───── Information given

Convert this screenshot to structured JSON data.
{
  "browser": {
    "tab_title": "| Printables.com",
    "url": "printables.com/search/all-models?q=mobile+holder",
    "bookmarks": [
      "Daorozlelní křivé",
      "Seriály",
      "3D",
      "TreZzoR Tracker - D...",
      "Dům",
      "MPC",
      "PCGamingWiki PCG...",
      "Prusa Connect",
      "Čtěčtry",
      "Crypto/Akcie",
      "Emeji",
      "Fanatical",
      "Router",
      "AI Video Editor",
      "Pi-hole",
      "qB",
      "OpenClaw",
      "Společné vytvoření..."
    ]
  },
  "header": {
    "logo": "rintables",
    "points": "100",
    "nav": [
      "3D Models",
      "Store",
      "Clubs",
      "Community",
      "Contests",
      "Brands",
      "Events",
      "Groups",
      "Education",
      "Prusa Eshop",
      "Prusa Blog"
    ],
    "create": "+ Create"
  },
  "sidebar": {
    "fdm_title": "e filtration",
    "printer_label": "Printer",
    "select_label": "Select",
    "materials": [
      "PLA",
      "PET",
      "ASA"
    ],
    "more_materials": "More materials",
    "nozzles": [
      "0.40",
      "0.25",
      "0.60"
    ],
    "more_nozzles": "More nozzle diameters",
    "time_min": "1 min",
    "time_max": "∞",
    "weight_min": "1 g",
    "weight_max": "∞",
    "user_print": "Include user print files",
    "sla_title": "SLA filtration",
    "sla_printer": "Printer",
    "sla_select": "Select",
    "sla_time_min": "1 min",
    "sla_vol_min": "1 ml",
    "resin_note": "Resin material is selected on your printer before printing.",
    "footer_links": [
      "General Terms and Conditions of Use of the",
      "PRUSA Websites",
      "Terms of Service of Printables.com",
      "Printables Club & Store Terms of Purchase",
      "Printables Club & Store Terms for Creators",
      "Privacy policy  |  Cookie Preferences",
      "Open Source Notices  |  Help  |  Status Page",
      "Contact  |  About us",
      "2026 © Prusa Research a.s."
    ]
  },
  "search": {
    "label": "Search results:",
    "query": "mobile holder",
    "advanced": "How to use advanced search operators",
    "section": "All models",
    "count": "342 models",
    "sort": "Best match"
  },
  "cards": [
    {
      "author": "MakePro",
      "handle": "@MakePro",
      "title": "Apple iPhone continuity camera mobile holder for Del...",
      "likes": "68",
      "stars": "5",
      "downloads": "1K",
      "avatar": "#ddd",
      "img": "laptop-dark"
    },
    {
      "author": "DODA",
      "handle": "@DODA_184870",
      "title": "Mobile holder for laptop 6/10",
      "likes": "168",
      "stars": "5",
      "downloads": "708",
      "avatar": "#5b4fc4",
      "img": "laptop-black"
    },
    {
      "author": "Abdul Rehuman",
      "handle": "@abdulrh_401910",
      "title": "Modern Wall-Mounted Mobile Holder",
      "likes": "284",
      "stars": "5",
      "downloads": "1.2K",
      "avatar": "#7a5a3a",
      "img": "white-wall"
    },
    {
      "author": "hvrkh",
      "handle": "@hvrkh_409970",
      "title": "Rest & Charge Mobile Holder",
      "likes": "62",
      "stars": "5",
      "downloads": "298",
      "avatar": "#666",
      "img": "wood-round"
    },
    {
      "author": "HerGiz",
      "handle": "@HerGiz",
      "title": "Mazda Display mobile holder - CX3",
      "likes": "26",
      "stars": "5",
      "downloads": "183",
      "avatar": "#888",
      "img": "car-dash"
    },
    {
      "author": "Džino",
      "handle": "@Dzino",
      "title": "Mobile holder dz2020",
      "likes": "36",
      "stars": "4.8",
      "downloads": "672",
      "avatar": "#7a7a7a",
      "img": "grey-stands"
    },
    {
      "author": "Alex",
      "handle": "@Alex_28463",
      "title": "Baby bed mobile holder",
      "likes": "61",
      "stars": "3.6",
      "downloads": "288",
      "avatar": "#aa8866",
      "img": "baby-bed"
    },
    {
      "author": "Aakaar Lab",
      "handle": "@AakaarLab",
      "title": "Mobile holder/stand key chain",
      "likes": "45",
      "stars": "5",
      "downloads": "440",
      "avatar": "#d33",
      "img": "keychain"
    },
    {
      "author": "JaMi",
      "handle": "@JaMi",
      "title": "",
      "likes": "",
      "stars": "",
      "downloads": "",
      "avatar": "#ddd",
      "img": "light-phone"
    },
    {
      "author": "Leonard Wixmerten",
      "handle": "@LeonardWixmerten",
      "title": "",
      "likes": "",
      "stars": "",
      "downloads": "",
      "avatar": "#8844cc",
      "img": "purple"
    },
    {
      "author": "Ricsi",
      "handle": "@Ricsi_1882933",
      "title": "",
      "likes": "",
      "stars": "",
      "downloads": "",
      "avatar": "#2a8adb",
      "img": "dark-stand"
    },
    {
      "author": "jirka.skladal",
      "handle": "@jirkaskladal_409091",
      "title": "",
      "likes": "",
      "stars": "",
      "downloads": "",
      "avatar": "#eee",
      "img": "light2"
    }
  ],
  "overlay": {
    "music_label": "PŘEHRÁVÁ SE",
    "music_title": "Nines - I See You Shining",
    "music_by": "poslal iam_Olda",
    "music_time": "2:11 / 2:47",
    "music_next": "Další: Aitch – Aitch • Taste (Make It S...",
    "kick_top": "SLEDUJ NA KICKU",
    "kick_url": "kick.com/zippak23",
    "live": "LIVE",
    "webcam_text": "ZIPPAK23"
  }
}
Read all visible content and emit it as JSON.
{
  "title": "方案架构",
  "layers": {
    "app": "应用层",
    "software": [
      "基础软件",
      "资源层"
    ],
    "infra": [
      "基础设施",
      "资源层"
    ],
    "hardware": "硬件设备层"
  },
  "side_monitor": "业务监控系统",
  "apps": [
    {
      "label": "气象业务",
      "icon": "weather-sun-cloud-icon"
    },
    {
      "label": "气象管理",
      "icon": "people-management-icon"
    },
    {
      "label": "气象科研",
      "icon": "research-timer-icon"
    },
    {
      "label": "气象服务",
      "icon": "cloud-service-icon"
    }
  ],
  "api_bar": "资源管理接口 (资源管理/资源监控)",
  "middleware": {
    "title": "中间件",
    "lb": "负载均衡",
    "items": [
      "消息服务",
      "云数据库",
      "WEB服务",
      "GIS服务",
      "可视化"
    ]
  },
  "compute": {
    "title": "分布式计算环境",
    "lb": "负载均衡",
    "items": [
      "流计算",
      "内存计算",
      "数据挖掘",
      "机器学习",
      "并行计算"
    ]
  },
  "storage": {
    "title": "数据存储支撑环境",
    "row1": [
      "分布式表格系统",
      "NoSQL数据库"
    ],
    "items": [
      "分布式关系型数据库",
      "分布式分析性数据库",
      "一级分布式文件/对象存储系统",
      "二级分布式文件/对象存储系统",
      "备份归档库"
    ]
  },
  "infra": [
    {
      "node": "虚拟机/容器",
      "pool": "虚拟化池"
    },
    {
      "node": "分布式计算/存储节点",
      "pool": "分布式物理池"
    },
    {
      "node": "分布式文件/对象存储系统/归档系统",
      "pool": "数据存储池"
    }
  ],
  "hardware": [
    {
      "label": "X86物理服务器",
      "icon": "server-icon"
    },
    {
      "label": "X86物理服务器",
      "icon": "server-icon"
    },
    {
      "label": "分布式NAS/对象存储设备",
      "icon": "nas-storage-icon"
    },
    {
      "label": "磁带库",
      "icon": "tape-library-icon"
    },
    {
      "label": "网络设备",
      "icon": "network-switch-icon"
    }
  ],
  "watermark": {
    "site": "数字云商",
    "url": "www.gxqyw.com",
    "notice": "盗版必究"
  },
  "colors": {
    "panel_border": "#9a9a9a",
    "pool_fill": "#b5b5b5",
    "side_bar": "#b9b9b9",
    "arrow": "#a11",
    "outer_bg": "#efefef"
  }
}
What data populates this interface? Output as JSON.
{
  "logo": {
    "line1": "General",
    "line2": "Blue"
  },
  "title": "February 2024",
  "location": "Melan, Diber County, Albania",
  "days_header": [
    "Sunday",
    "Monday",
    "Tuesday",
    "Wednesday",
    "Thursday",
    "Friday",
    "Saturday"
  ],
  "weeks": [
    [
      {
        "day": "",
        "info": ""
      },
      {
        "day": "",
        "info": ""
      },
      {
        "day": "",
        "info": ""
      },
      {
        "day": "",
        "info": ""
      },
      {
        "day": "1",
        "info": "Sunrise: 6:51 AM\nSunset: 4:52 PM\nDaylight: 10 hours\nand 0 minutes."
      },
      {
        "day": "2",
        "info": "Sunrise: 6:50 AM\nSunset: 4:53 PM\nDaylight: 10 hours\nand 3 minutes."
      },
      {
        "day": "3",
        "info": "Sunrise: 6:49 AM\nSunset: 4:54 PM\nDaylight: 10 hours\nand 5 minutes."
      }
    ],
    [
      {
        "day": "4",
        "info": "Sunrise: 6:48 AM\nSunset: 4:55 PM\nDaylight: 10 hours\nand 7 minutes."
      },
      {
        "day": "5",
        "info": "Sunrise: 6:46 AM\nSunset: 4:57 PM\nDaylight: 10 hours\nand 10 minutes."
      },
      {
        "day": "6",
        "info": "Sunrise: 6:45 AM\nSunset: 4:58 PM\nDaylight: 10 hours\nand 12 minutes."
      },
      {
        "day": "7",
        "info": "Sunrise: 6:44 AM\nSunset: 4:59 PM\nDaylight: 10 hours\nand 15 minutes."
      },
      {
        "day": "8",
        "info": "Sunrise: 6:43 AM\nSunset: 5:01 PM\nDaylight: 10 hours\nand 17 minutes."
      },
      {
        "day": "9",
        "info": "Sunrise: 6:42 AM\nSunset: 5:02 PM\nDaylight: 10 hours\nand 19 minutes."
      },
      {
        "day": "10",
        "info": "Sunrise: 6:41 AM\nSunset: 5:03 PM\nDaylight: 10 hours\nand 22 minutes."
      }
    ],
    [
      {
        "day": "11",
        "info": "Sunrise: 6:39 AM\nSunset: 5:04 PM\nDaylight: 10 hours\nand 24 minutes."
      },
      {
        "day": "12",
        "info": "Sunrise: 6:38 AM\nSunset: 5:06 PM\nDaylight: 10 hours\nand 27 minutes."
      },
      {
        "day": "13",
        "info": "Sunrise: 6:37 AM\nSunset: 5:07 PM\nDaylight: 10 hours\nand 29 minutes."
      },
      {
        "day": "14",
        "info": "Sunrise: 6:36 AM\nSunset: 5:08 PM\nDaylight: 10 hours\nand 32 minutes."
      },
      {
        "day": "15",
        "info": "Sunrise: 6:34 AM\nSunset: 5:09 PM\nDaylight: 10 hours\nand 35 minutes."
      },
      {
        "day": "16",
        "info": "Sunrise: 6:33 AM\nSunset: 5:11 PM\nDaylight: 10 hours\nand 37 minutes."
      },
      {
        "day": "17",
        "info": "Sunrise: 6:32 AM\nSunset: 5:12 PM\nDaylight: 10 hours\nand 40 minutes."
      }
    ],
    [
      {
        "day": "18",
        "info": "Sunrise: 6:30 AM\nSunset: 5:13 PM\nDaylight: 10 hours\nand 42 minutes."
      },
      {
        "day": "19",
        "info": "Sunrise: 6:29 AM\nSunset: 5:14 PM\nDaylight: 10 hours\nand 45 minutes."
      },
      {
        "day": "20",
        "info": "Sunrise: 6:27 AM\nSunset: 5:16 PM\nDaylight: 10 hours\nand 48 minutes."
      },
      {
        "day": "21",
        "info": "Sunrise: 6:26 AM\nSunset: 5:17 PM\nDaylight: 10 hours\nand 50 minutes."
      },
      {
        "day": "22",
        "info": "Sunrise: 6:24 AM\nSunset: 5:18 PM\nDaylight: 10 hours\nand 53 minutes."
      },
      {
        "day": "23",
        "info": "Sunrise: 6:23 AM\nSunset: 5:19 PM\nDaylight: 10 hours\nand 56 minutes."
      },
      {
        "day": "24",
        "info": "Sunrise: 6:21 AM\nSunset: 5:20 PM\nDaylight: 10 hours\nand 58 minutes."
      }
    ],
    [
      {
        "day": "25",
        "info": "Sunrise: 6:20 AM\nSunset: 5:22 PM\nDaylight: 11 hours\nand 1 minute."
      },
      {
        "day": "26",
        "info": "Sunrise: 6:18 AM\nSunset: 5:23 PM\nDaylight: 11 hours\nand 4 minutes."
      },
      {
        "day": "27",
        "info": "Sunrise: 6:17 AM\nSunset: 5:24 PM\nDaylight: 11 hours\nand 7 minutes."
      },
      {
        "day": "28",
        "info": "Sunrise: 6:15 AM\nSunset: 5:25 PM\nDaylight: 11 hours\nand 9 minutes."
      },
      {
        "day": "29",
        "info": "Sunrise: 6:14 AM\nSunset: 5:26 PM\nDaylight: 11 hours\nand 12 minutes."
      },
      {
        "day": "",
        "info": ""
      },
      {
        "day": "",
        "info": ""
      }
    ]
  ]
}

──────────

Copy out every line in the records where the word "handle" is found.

Response to this task ->
      "handle": "@MakePro",
      "handle": "@DODA_184870",
      "handle": "@abdulrh_401910",
      "handle": "@hvrkh_409970",
      "handle": "@HerGiz",
      "handle": "@Dzino",
      "handle": "@Alex_28463",
      "handle": "@AakaarLab",
      "handle": "@JaMi",
      "handle": "@LeonardWixmerten",
      "handle": "@Ricsi_1882933",
      "handle": "@jirkaskladal_409091",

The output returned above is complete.